# When I change the rpm of a turntable, how long does the turntable to get to the new rpm?

If the turntable was rotating at 16 rpm and I switched it to 30 rpm, is the change in speed pretty much instantaneous, or is their a period of acceleration? When I did it, the change appeared to be close to instant, but that's only from observation.

There absolutely is a period of acceleration. Speed never changes instantly, even if it changes too quickly for you to sense with your eyes and ears, as a direct consequence of Newton's laws. Probably it accelerates over a 1/10 of a second or so, if I had to guess.

• Seems like a fun question to approach with a vinyl recording of a constant frequency, a microphone, and a spectrogram. Mar 26, 2015 at 4:16
• That's a really good idea, actually. There are freely available audio spectra monitor programs available that run off a soundcard. Anyone with a turntable and a PC could attempt this experiment. Mar 26, 2015 at 14:36
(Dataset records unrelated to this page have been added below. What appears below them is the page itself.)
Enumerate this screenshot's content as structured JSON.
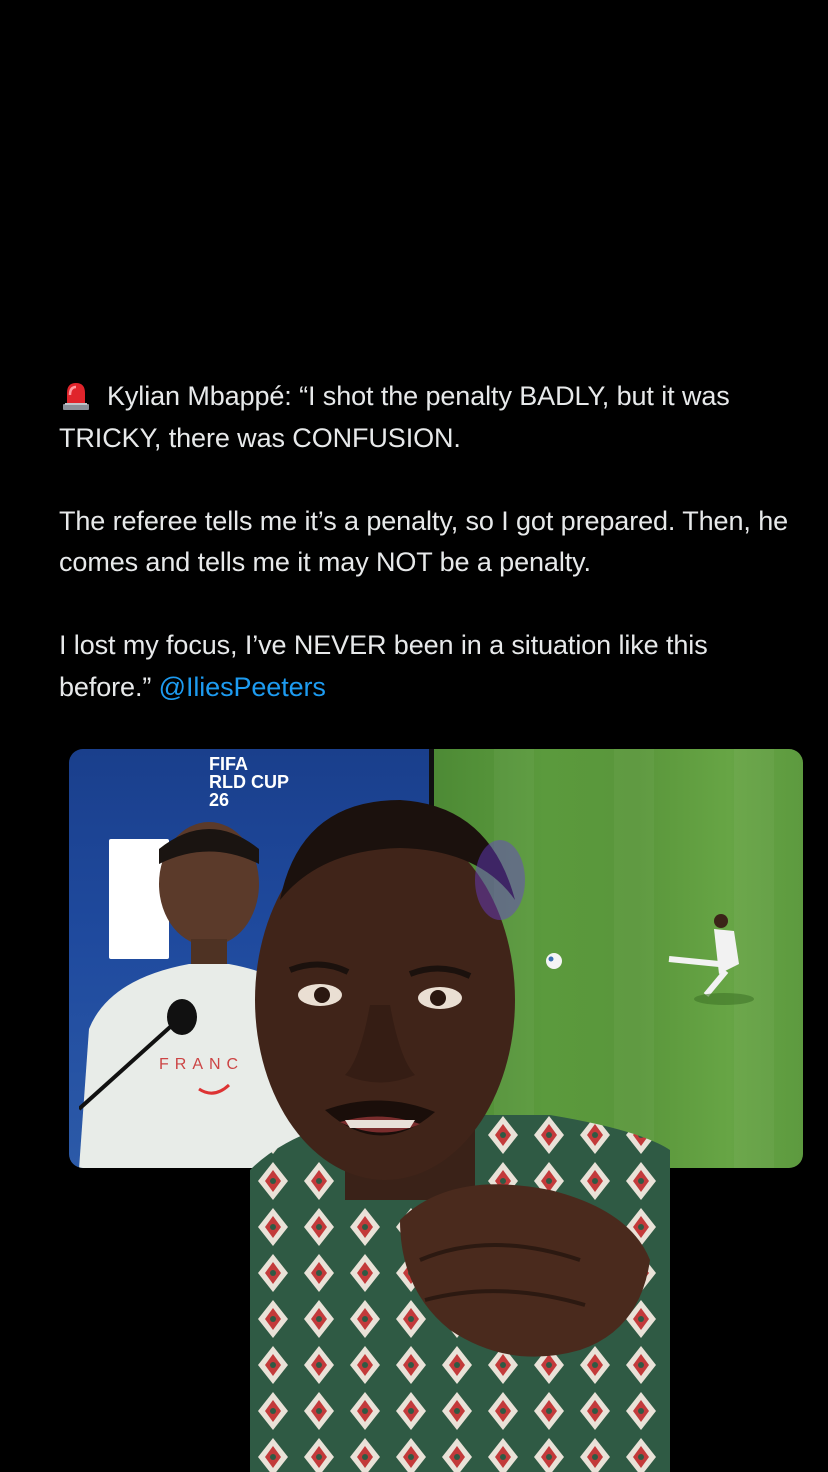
{
  "tweet": {
    "icon": "police-siren-emoji",
    "line1_rest": "Kylian Mbappé: “I shot the penalty BADLY, but it was TRICKY, there was CONFUSION.",
    "para2": "The referee tells me it’s a penalty, so I got prepared. Then, he comes and tells me it may NOT be a penalty.",
    "para3": "I lost my focus, I’ve NEVER been in a situation like this before.”",
    "mention": "@IliesPeeters"
  },
  "media": {
    "left_banner_line1": "FIFA",
    "left_banner_line2": "RLD CUP",
    "left_banner_line3": "26",
    "shirt_text": "FRANC"
  },
  "colors": {
    "background": "#000000",
    "text": "#e7e9ea",
    "mention": "#1d9bf0",
    "pitch": "#5a963b",
    "backdrop": "#1f4a9e"
  }
}
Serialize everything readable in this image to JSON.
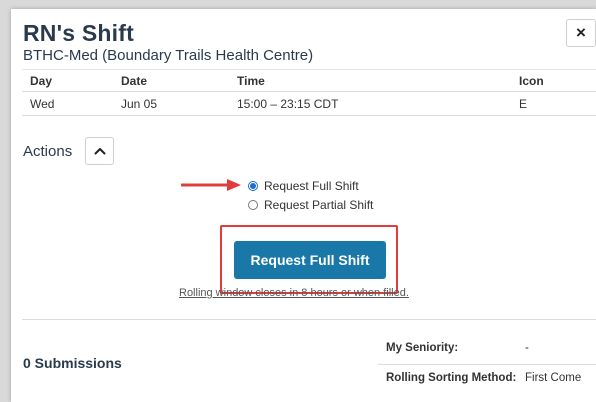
{
  "modal": {
    "title": "RN's Shift",
    "subtitle": "BTHC-Med (Boundary Trails Health Centre)",
    "close_label": "×"
  },
  "table": {
    "headers": [
      "Day",
      "Date",
      "Time",
      "Icon"
    ],
    "rows": [
      [
        "Wed",
        "Jun 05",
        "15:00 – 23:15 CDT",
        "E"
      ]
    ]
  },
  "actions": {
    "label": "Actions",
    "options": [
      {
        "label": "Request Full Shift",
        "checked": true
      },
      {
        "label": "Request Partial Shift",
        "checked": false
      }
    ],
    "submit_label": "Request Full Shift",
    "note": "Rolling window closes in 8 hours or when filled."
  },
  "submissions": {
    "label": "0 Submissions"
  },
  "meta": {
    "seniority_label": "My Seniority:",
    "seniority_value": "-",
    "sorting_label": "Rolling Sorting Method:",
    "sorting_value": "First Come"
  },
  "colors": {
    "primary": "#1a78a8",
    "annotation": "#e03c3c",
    "heading": "#2a3a4d"
  },
  "icons": {
    "close": "close-icon",
    "toggle": "chevron-up-icon",
    "annotation": "arrow-right-icon"
  }
}
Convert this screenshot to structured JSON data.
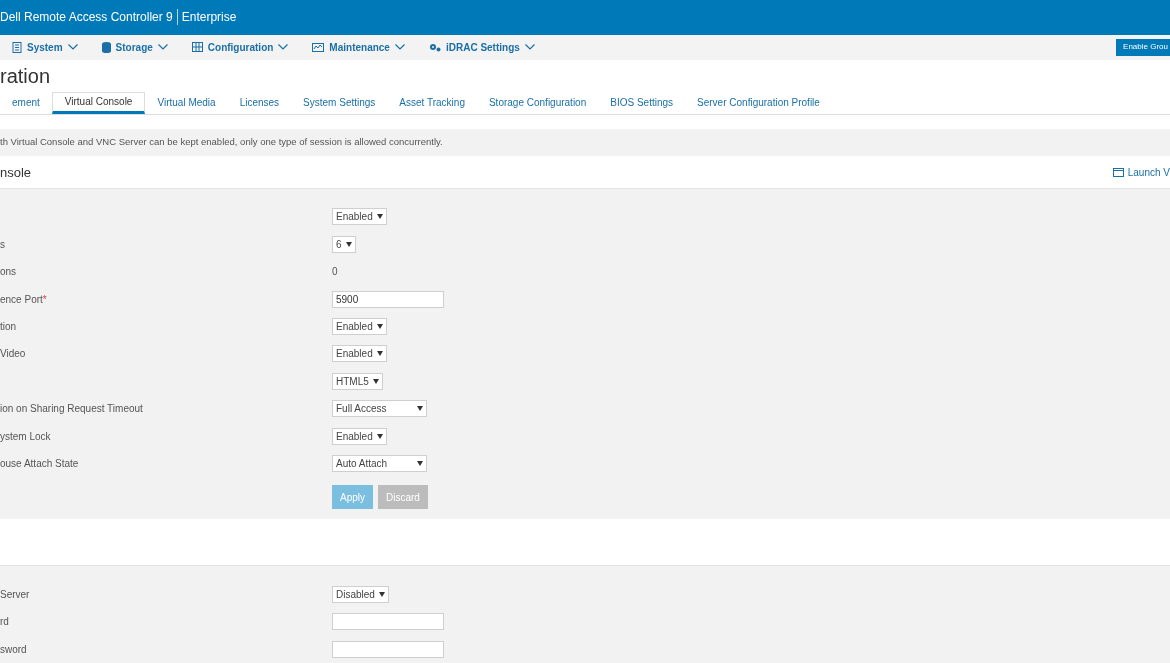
{
  "header": {
    "title": "Dell Remote Access Controller 9",
    "edition": "Enterprise"
  },
  "nav": {
    "items": [
      {
        "label": "System"
      },
      {
        "label": "Storage"
      },
      {
        "label": "Configuration"
      },
      {
        "label": "Maintenance"
      },
      {
        "label": "iDRAC Settings"
      }
    ],
    "action": "Enable Grou"
  },
  "page_title": "ration",
  "tabs": [
    {
      "label": "ement",
      "selected": false
    },
    {
      "label": "Virtual Console",
      "selected": true
    },
    {
      "label": "Virtual Media",
      "selected": false
    },
    {
      "label": "Licenses",
      "selected": false
    },
    {
      "label": "System Settings",
      "selected": false
    },
    {
      "label": "Asset Tracking",
      "selected": false
    },
    {
      "label": "Storage Configuration",
      "selected": false
    },
    {
      "label": "BIOS Settings",
      "selected": false
    },
    {
      "label": "Server Configuration Profile",
      "selected": false
    }
  ],
  "notice": "th Virtual Console and VNC Server can be kept enabled, only one type of session is allowed concurrently.",
  "section": {
    "title": "nsole",
    "link": "Launch V",
    "rows": [
      {
        "kind": "select",
        "value": "Enabled"
      },
      {
        "label": "s",
        "kind": "select",
        "value": "6"
      },
      {
        "label": "ons",
        "kind": "static",
        "value": "0"
      },
      {
        "label": "ence Port",
        "required_mark": "*",
        "kind": "input",
        "value": "5900"
      },
      {
        "label": "tion",
        "kind": "select",
        "value": "Enabled"
      },
      {
        "label": "Video",
        "kind": "select",
        "value": "Enabled"
      },
      {
        "kind": "select",
        "value": "HTML5"
      },
      {
        "label": "ion on Sharing Request Timeout",
        "kind": "select",
        "value": "Full Access"
      },
      {
        "label": "ystem Lock",
        "kind": "select",
        "value": "Enabled"
      },
      {
        "label": "ouse Attach State",
        "kind": "select",
        "value": "Auto Attach"
      }
    ],
    "buttons": [
      {
        "label": "Apply",
        "kind": "primary",
        "disabled": true
      },
      {
        "label": "Discard",
        "kind": "secondary",
        "disabled": true
      }
    ]
  },
  "vnc_rows": [
    {
      "label": "Server",
      "kind": "select",
      "value": "Disabled"
    },
    {
      "label": "rd",
      "kind": "input",
      "value": ""
    },
    {
      "label": "sword",
      "kind": "input",
      "value": ""
    }
  ]
}
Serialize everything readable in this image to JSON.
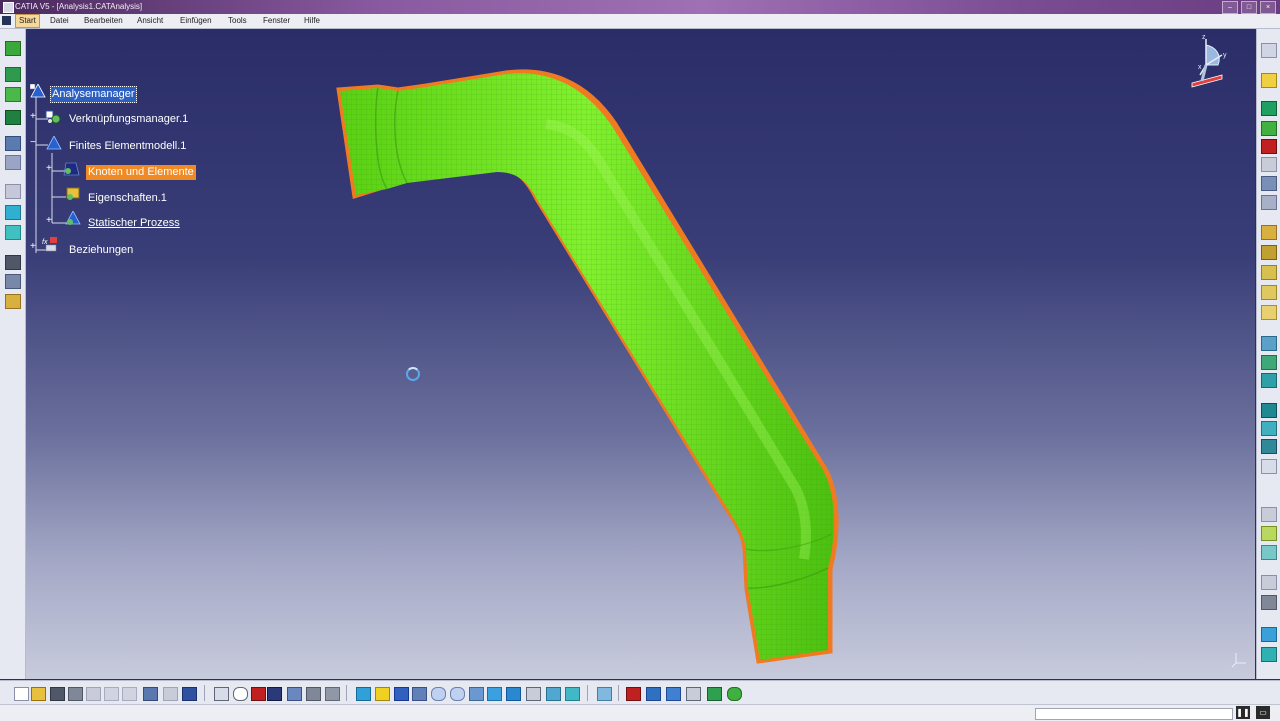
{
  "window": {
    "title": "CATIA V5 - [Analysis1.CATAnalysis]"
  },
  "menu": {
    "items": [
      "Start",
      "Datei",
      "Bearbeiten",
      "Ansicht",
      "Einfügen",
      "Tools",
      "Fenster",
      "Hilfe"
    ],
    "active": "Start"
  },
  "tree": {
    "root": "Analysemanager",
    "nodes": [
      {
        "label": "Verknüpfungsmanager.1",
        "icon": "link-manager-icon"
      },
      {
        "label": "Finites Elementmodell.1",
        "icon": "fem-model-icon"
      },
      {
        "label": "Knoten und Elemente",
        "icon": "nodes-elements-icon",
        "selected": true
      },
      {
        "label": "Eigenschaften.1",
        "icon": "properties-icon"
      },
      {
        "label": "Statischer Prozess",
        "icon": "static-process-icon"
      },
      {
        "label": "Beziehungen",
        "icon": "relations-icon"
      }
    ]
  },
  "compass": {
    "axes": [
      "z",
      "y",
      "x"
    ]
  },
  "colors": {
    "mesh_fill": "#6ee81c",
    "mesh_edge": "#f07a20",
    "tree_selection": "#f08a24",
    "root_selection": "#2d5fc0"
  }
}
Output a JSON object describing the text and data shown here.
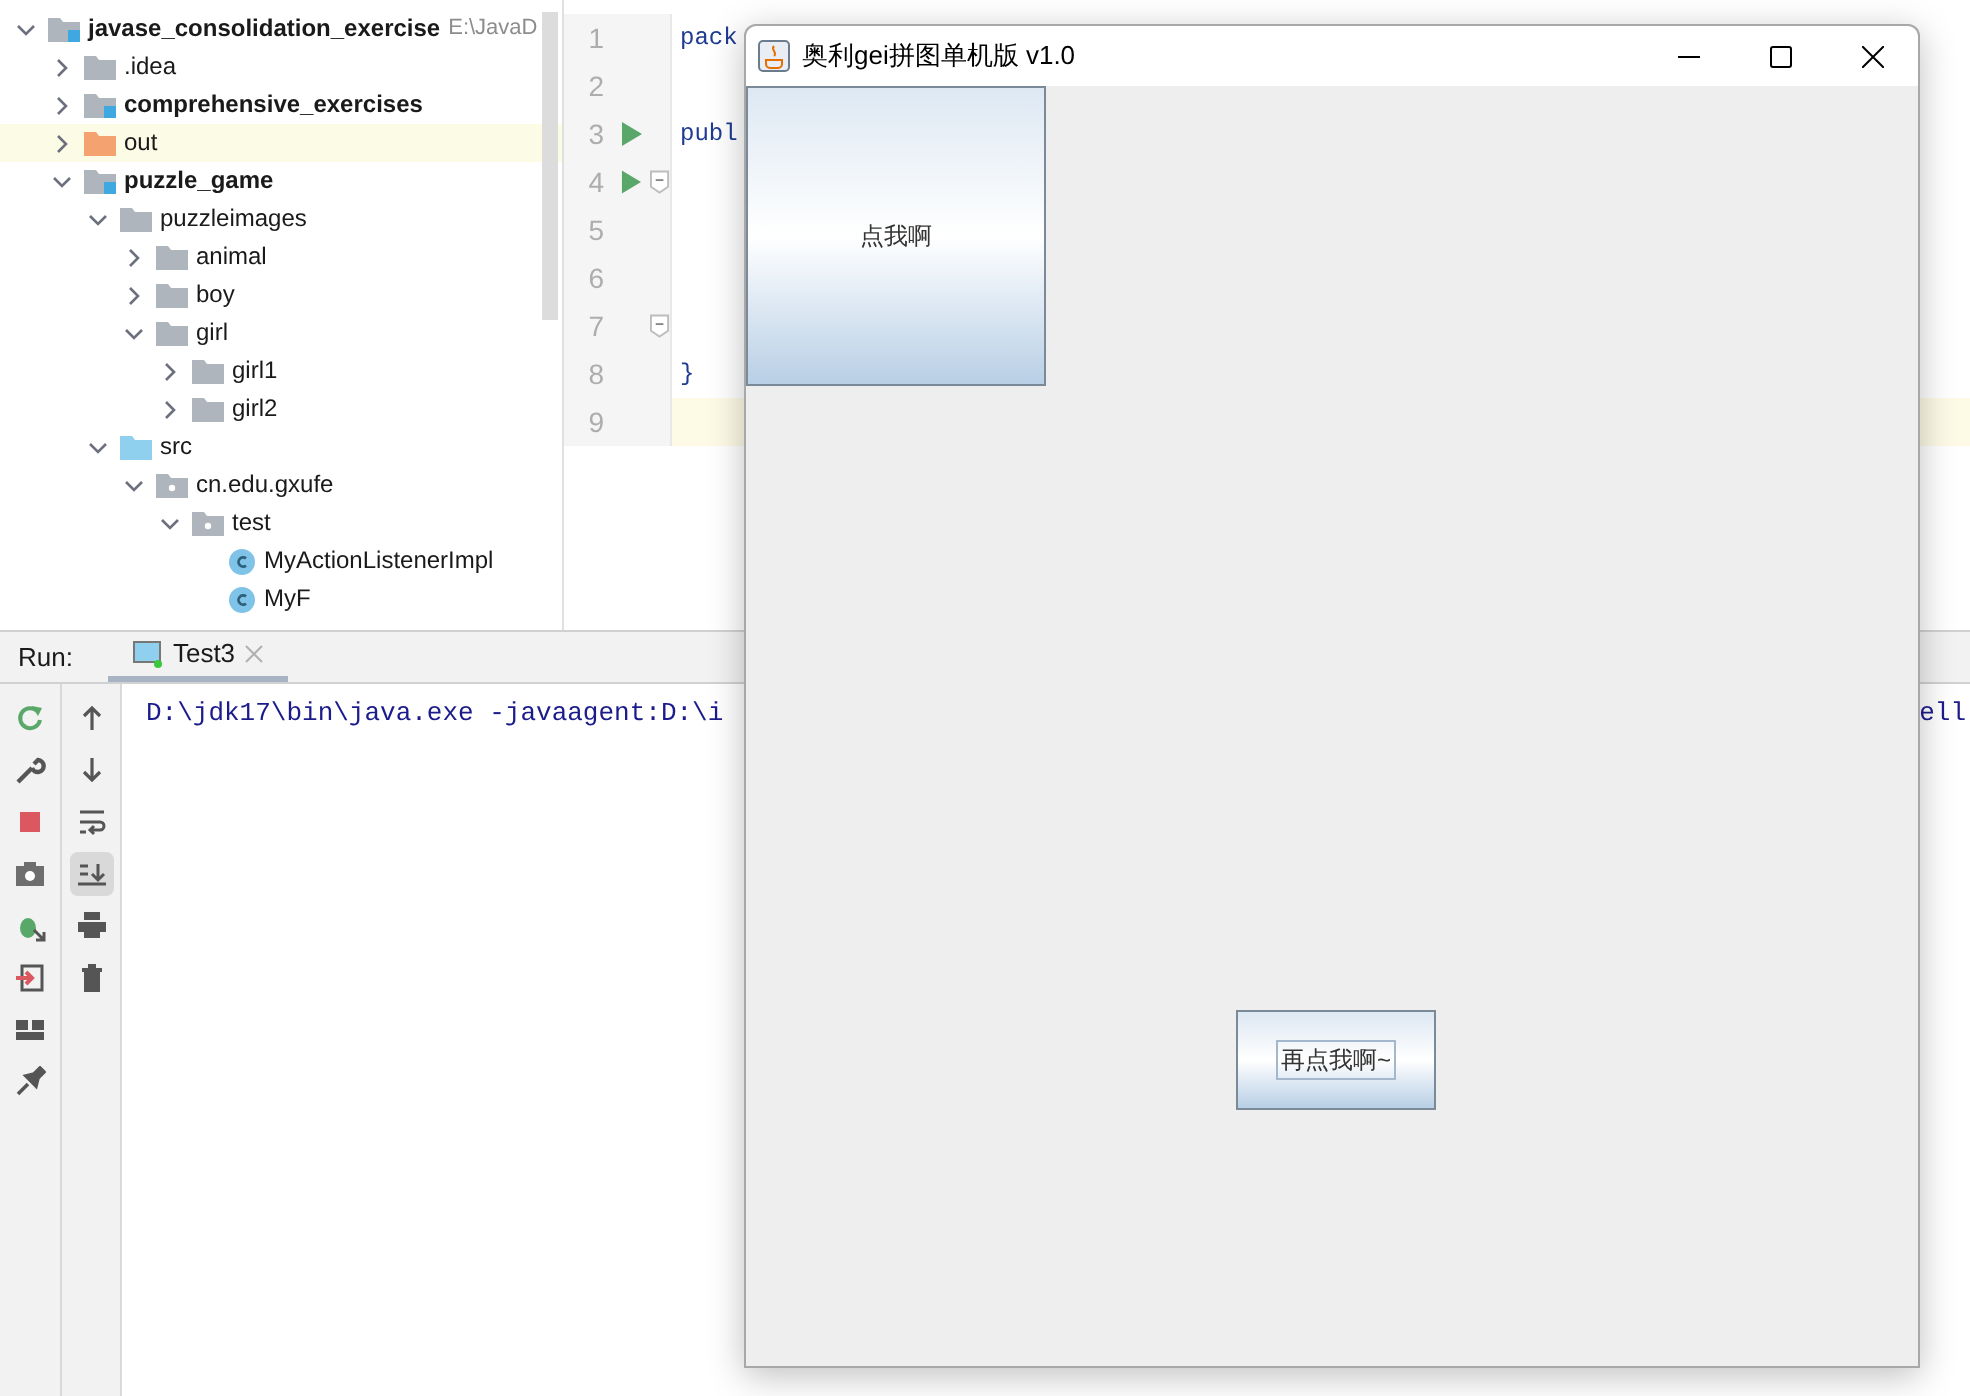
{
  "project_tree": {
    "items": [
      {
        "label": "javase_consolidation_exercise",
        "path": "E:\\JavaD",
        "kind": "module",
        "bold": true,
        "highlighted": false,
        "expanded": true,
        "children": [
          {
            "label": ".idea",
            "kind": "folder",
            "bold": false,
            "highlighted": false,
            "expanded": false
          },
          {
            "label": "comprehensive_exercises",
            "kind": "module",
            "bold": true,
            "highlighted": false,
            "expanded": false
          },
          {
            "label": "out",
            "kind": "excluded",
            "bold": false,
            "highlighted": true,
            "expanded": false
          },
          {
            "label": "puzzle_game",
            "kind": "module",
            "bold": true,
            "highlighted": false,
            "expanded": true,
            "children": [
              {
                "label": "puzzleimages",
                "kind": "folder",
                "bold": false,
                "highlighted": false,
                "expanded": true,
                "children": [
                  {
                    "label": "animal",
                    "kind": "folder",
                    "bold": false,
                    "highlighted": false,
                    "expanded": false
                  },
                  {
                    "label": "boy",
                    "kind": "folder",
                    "bold": false,
                    "highlighted": false,
                    "expanded": false
                  },
                  {
                    "label": "girl",
                    "kind": "folder",
                    "bold": false,
                    "highlighted": false,
                    "expanded": true,
                    "children": [
                      {
                        "label": "girl1",
                        "kind": "folder",
                        "bold": false,
                        "highlighted": false,
                        "expanded": false
                      },
                      {
                        "label": "girl2",
                        "kind": "folder",
                        "bold": false,
                        "highlighted": false,
                        "expanded": false
                      }
                    ]
                  }
                ]
              },
              {
                "label": "src",
                "kind": "source",
                "bold": false,
                "highlighted": false,
                "expanded": true,
                "children": [
                  {
                    "label": "cn.edu.gxufe",
                    "kind": "package",
                    "bold": false,
                    "highlighted": false,
                    "expanded": true,
                    "children": [
                      {
                        "label": "test",
                        "kind": "package",
                        "bold": false,
                        "highlighted": false,
                        "expanded": true,
                        "children": [
                          {
                            "label": "MyActionListenerImpl",
                            "kind": "class",
                            "bold": false,
                            "highlighted": false
                          },
                          {
                            "label": "MyF",
                            "kind": "class",
                            "bold": false,
                            "highlighted": false
                          }
                        ]
                      }
                    ]
                  }
                ]
              }
            ]
          }
        ]
      }
    ]
  },
  "editor": {
    "lines": [
      {
        "number": "1",
        "code": "pack",
        "run": false,
        "fold": false,
        "current": false
      },
      {
        "number": "2",
        "run": false,
        "fold": false,
        "current": false
      },
      {
        "number": "3",
        "code": "publ",
        "run": true,
        "fold": false,
        "current": false
      },
      {
        "number": "4",
        "run": true,
        "fold": true,
        "current": false
      },
      {
        "number": "5",
        "run": false,
        "fold": false,
        "current": false
      },
      {
        "number": "6",
        "run": false,
        "fold": false,
        "current": false
      },
      {
        "number": "7",
        "run": false,
        "fold": true,
        "current": false
      },
      {
        "number": "8",
        "code": "}",
        "run": false,
        "fold": false,
        "current": false
      },
      {
        "number": "9",
        "run": false,
        "fold": false,
        "current": true
      }
    ]
  },
  "run_panel": {
    "label": "Run:",
    "tabs": [
      {
        "label": "Test3",
        "selected": true
      }
    ],
    "console_lines": [
      "D:\\jdk17\\bin\\java.exe -javaagent:D:\\i"
    ],
    "console_right_fragment": "ell"
  },
  "app_window": {
    "title": "奥利gei拼图单机版 v1.0",
    "buttons": [
      {
        "label": "点我啊",
        "focused": false
      },
      {
        "label": "再点我啊~",
        "focused": true
      }
    ]
  }
}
The increase in rpm depends upon angular acceleration which is how quickly it's rpm increases (in this case) or decreases. When u increased the rpm, the change appeared instantaneous because of very small time required to increase the rpm. The less the time required, the greater tbe acceleration. So it is a period of acceleration.

• For example, if I go from 0 to 16, then 16 to 30, then 30 to 45, would the sum of these forces be equal to going from 0 to 45 instantly? I'm thinking they should. Mar 26, 2015 at 5:21
• Yes they should.